TASK TO CARRY OUT: Repeat the material below. Keep every line exactly as written.

ENTRIES SUPPLIED:
※ ※ ※
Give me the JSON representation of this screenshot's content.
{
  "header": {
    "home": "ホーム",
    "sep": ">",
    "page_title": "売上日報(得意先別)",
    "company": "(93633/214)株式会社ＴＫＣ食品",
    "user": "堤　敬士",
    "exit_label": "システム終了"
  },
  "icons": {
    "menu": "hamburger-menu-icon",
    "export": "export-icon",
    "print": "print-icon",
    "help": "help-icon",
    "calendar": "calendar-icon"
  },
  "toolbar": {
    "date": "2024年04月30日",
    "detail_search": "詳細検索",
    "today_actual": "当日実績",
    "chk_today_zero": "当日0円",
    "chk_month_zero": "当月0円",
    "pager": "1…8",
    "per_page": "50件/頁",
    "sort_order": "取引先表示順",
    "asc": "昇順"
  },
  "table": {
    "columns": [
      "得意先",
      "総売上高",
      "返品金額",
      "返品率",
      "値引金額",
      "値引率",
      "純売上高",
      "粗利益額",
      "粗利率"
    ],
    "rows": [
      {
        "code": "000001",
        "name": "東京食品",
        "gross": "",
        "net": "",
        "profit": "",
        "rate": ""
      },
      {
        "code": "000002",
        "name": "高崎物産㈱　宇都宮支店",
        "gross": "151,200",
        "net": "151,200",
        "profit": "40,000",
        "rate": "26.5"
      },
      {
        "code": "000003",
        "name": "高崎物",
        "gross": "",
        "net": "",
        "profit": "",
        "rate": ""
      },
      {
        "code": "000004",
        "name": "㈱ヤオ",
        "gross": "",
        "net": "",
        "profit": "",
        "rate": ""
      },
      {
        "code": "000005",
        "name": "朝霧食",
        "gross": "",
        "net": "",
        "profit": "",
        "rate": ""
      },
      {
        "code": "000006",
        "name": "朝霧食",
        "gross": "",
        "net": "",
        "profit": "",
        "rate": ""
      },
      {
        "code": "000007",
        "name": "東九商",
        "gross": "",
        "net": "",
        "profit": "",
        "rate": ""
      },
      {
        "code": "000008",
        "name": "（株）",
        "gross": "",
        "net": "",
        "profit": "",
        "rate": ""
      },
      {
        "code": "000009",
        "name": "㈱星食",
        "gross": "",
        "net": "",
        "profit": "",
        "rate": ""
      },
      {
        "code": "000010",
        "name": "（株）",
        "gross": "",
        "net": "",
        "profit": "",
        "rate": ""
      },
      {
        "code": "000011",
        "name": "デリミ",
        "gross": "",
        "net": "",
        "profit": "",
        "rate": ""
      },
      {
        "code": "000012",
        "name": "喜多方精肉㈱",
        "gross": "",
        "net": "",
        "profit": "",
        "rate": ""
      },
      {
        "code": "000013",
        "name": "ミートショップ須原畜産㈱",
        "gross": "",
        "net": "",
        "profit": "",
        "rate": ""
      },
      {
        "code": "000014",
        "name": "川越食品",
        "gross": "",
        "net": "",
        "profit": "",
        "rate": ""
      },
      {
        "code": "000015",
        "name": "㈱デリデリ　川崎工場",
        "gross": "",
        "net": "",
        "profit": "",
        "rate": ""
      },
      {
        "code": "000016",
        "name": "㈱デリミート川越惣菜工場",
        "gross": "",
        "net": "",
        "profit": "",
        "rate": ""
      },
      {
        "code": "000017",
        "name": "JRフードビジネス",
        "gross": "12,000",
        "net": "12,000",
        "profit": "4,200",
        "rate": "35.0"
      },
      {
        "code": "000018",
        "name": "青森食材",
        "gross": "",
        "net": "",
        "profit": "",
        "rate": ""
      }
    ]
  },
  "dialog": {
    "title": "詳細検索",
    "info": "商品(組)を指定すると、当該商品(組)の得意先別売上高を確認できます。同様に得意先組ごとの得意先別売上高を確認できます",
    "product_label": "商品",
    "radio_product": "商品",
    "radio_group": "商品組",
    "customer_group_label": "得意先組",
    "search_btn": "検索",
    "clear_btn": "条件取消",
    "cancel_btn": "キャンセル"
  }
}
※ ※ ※
ANSWER SPACE:
Give me the JSON representation of this screenshot's content.
{
  "header": {
    "home": "ホーム",
    "sep": ">",
    "page_title": "売上日報(得意先別)",
    "company": "(93633/214)株式会社ＴＫＣ食品",
    "user": "堤　敬士",
    "exit_label": "システム終了"
  },
  "icons": {
    "menu": "hamburger-menu-icon",
    "export": "export-icon",
    "print": "print-icon",
    "help": "help-icon",
    "calendar": "calendar-icon"
  },
  "toolbar": {
    "date": "2024年04月30日",
    "detail_search": "詳細検索",
    "today_actual": "当日実績",
    "chk_today_zero": "当日0円",
    "chk_month_zero": "当月0円",
    "pager": "1…8",
    "per_page": "50件/頁",
    "sort_order": "取引先表示順",
    "asc": "昇順"
  },
  "table": {
    "columns": [
      "得意先",
      "総売上高",
      "返品金額",
      "返品率",
      "値引金額",
      "値引率",
      "純売上高",
      "粗利益額",
      "粗利率"
    ],
    "rows": [
      {
        "code": "000001",
        "name": "東京食品",
        "gross": "",
        "net": "",
        "profit": "",
        "rate": ""
      },
      {
        "code": "000002",
        "name": "高崎物産㈱　宇都宮支店",
        "gross": "151,200",
        "net": "151,200",
        "profit": "40,000",
        "rate": "26.5"
      },
      {
        "code": "000003",
        "name": "高崎物",
        "gross": "",
        "net": "",
        "profit": "",
        "rate": ""
      },
      {
        "code": "000004",
        "name": "㈱ヤオ",
        "gross": "",
        "net": "",
        "profit": "",
        "rate": ""
      },
      {
        "code": "000005",
        "name": "朝霧食",
        "gross": "",
        "net": "",
        "profit": "",
        "rate": ""
      },
      {
        "code": "000006",
        "name": "朝霧食",
        "gross": "",
        "net": "",
        "profit": "",
        "rate": ""
      },
      {
        "code": "000007",
        "name": "東九商",
        "gross": "",
        "net": "",
        "profit": "",
        "rate": ""
      },
      {
        "code": "000008",
        "name": "（株）",
        "gross": "",
        "net": "",
        "profit": "",
        "rate": ""
      },
      {
        "code": "000009",
        "name": "㈱星食",
        "gross": "",
        "net": "",
        "profit": "",
        "rate": ""
      },
      {
        "code": "000010",
        "name": "（株）",
        "gross": "",
        "net": "",
        "profit": "",
        "rate": ""
      },
      {
        "code": "000011",
        "name": "デリミ",
        "gross": "",
        "net": "",
        "profit": "",
        "rate": ""
      },
      {
        "code": "000012",
        "name": "喜多方精肉㈱",
        "gross": "",
        "net": "",
        "profit": "",
        "rate": ""
      },
      {
        "code": "000013",
        "name": "ミートショップ須原畜産㈱",
        "gross": "",
        "net": "",
        "profit": "",
        "rate": ""
      },
      {
        "code": "000014",
        "name": "川越食品",
        "gross": "",
        "net": "",
        "profit": "",
        "rate": ""
      },
      {
        "code": "000015",
        "name": "㈱デリデリ　川崎工場",
        "gross": "",
        "net": "",
        "profit": "",
        "rate": ""
      },
      {
        "code": "000016",
        "name": "㈱デリミート川越惣菜工場",
        "gross": "",
        "net": "",
        "profit": "",
        "rate": ""
      },
      {
        "code": "000017",
        "name": "JRフードビジネス",
        "gross": "12,000",
        "net": "12,000",
        "profit": "4,200",
        "rate": "35.0"
      },
      {
        "code": "000018",
        "name": "青森食材",
        "gross": "",
        "net": "",
        "profit": "",
        "rate": ""
      }
    ]
  },
  "dialog": {
    "title": "詳細検索",
    "info": "商品(組)を指定すると、当該商品(組)の得意先別売上高を確認できます。同様に得意先組ごとの得意先別売上高を確認できます",
    "product_label": "商品",
    "radio_product": "商品",
    "radio_group": "商品組",
    "customer_group_label": "得意先組",
    "search_btn": "検索",
    "clear_btn": "条件取消",
    "cancel_btn": "キャンセル"
  }
}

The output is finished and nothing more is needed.